§ Problem requirements
If a line in the data holds the string "agentbot", list it.

=======

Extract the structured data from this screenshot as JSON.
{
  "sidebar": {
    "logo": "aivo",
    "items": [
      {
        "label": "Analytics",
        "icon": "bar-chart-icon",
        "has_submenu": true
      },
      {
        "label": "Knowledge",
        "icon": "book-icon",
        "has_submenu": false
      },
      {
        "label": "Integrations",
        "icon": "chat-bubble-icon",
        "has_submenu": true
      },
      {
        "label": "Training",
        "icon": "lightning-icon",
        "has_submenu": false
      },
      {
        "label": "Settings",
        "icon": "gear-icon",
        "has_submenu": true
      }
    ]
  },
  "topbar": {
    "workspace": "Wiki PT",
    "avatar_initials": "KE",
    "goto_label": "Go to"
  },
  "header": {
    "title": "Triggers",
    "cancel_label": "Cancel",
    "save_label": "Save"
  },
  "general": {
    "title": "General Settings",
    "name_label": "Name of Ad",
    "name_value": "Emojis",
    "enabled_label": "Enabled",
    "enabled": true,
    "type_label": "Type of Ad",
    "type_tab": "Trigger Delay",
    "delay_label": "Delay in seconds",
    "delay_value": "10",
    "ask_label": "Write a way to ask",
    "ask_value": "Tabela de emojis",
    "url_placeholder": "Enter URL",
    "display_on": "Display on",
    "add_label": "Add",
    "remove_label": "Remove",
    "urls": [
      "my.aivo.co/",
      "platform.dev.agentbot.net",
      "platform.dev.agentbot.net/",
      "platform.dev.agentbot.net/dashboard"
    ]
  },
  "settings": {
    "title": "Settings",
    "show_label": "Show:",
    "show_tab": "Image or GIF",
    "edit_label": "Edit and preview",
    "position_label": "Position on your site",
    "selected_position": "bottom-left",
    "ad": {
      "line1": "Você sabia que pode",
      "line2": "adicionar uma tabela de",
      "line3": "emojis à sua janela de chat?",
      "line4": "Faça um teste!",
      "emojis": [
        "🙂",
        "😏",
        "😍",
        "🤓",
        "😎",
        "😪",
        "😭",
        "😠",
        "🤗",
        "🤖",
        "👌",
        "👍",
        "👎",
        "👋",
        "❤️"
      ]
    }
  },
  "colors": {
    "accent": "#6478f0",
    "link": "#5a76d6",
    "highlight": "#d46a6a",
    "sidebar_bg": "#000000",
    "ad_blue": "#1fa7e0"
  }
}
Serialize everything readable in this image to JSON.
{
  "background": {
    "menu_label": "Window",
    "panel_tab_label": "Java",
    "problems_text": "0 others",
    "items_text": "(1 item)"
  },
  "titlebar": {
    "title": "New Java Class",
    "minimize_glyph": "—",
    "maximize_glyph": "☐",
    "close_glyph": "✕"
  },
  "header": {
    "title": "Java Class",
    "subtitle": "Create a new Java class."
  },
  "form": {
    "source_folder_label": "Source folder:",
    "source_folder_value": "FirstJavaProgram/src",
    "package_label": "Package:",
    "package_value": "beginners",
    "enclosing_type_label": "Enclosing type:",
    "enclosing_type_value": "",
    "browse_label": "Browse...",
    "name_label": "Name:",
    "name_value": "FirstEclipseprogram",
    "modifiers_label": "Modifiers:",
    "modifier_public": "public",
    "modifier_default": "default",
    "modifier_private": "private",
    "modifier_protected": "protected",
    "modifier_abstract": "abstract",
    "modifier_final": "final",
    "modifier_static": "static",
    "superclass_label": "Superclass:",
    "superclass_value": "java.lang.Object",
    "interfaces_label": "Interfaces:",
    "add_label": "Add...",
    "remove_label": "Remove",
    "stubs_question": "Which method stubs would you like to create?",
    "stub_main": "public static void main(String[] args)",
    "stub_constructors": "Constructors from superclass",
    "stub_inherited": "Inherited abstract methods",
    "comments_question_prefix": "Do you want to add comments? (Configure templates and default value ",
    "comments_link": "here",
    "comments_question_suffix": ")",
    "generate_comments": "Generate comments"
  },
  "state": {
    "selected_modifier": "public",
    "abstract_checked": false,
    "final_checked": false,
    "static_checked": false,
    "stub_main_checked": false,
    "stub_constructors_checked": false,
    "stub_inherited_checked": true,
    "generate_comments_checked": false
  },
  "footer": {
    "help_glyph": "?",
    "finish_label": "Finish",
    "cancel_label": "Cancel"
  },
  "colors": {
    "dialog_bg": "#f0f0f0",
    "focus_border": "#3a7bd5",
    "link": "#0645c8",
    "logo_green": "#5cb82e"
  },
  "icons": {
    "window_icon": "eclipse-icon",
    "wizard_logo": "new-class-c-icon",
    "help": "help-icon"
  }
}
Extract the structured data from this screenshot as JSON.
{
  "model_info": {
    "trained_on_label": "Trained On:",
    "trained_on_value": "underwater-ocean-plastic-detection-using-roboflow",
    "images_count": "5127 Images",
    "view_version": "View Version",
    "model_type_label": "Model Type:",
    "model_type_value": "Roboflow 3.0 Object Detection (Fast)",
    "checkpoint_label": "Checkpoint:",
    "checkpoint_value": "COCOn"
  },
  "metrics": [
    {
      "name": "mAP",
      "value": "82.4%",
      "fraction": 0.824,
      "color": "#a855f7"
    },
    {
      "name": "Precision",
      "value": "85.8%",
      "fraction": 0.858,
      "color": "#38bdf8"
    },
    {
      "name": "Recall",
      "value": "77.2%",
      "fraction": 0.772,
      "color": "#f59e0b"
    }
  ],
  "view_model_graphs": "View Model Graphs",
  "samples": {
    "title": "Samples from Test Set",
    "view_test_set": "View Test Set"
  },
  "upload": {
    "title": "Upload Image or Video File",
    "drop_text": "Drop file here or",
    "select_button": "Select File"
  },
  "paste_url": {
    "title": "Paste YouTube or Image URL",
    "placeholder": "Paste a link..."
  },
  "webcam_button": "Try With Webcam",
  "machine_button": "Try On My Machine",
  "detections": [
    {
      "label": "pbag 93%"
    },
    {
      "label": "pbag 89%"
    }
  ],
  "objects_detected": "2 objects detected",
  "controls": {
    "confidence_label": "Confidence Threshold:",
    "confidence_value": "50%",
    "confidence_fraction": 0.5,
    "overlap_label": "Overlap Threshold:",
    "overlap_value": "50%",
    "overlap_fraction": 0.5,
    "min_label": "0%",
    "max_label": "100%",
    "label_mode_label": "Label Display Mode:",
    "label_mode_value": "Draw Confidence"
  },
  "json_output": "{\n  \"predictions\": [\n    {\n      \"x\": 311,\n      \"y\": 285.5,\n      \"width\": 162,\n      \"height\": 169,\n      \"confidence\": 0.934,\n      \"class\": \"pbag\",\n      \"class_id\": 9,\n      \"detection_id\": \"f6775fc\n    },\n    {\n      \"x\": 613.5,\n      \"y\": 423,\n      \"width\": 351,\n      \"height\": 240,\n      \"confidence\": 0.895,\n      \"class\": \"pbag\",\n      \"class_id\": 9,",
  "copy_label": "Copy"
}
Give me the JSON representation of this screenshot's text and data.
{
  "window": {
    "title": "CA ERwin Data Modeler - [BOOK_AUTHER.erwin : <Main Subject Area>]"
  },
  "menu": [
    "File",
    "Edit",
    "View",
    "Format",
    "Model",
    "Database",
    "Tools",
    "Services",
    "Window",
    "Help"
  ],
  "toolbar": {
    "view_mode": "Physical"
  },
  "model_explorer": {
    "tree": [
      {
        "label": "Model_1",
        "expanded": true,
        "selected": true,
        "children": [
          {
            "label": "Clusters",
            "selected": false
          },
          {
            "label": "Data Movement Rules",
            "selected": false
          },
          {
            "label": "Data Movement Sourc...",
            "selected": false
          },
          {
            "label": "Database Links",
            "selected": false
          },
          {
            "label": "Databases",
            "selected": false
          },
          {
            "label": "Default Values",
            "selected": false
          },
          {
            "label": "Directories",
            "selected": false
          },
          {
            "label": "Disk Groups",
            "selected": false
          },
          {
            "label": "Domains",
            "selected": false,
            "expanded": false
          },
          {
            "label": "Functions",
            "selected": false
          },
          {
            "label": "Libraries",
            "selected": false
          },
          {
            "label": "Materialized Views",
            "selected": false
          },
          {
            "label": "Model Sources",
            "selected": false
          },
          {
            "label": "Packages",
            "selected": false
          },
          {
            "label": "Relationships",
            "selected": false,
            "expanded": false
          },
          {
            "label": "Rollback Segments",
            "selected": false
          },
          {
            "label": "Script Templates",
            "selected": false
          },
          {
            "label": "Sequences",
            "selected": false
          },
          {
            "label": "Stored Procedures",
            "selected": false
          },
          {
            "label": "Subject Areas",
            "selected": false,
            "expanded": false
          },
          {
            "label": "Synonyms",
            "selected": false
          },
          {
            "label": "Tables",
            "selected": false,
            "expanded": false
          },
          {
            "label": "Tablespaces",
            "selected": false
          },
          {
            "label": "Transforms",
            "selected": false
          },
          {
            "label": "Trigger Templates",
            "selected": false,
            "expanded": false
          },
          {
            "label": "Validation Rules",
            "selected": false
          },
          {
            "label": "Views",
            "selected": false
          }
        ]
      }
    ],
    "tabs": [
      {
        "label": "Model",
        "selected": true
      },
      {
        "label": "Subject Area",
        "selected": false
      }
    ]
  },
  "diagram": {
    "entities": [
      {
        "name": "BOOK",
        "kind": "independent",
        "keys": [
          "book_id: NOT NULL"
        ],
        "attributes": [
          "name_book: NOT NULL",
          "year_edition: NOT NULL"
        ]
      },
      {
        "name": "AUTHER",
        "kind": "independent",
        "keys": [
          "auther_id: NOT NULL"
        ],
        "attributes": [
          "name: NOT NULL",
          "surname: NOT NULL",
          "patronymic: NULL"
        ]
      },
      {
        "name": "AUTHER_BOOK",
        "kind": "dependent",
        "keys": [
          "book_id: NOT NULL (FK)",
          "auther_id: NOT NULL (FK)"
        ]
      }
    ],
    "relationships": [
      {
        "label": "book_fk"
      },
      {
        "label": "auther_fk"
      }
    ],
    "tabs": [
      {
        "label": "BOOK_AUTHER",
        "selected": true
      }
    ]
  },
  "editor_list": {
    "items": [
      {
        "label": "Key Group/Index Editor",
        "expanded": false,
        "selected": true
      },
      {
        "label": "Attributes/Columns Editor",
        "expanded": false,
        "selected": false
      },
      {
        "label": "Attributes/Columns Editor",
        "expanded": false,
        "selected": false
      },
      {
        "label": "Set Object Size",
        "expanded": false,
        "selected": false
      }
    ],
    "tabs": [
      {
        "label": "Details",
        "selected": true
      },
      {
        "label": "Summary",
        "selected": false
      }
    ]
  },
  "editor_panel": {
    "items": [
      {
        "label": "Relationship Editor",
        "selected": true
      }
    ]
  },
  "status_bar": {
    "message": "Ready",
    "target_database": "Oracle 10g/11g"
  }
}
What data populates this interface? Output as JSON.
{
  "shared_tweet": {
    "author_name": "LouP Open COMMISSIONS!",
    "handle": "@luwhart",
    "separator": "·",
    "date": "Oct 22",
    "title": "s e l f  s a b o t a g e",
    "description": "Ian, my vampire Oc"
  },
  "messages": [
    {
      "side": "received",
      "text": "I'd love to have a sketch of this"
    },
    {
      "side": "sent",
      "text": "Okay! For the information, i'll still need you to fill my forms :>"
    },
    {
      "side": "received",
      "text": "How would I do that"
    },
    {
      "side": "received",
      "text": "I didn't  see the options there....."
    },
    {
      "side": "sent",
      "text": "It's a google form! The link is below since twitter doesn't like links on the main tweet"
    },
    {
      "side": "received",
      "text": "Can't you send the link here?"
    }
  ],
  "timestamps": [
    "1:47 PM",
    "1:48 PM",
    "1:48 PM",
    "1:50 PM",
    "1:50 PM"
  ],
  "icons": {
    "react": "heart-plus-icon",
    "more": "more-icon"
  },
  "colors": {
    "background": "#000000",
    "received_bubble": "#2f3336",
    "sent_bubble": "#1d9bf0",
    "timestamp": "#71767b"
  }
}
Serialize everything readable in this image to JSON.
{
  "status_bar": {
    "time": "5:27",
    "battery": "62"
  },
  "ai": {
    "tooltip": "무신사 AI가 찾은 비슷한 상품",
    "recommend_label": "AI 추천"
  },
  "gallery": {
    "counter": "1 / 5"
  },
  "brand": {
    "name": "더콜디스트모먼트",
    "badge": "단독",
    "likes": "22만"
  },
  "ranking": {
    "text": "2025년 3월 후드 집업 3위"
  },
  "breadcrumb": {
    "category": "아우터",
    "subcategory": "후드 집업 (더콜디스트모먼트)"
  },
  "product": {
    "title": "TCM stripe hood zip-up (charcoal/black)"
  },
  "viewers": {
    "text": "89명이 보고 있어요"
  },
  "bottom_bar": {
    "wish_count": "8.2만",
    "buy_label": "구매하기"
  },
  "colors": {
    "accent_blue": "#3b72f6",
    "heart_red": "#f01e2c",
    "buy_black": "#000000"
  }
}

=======

§ Exercise solution
      "platform.dev.agentbot.net",
      "platform.dev.agentbot.net/",
      "platform.dev.agentbot.net/dashboard"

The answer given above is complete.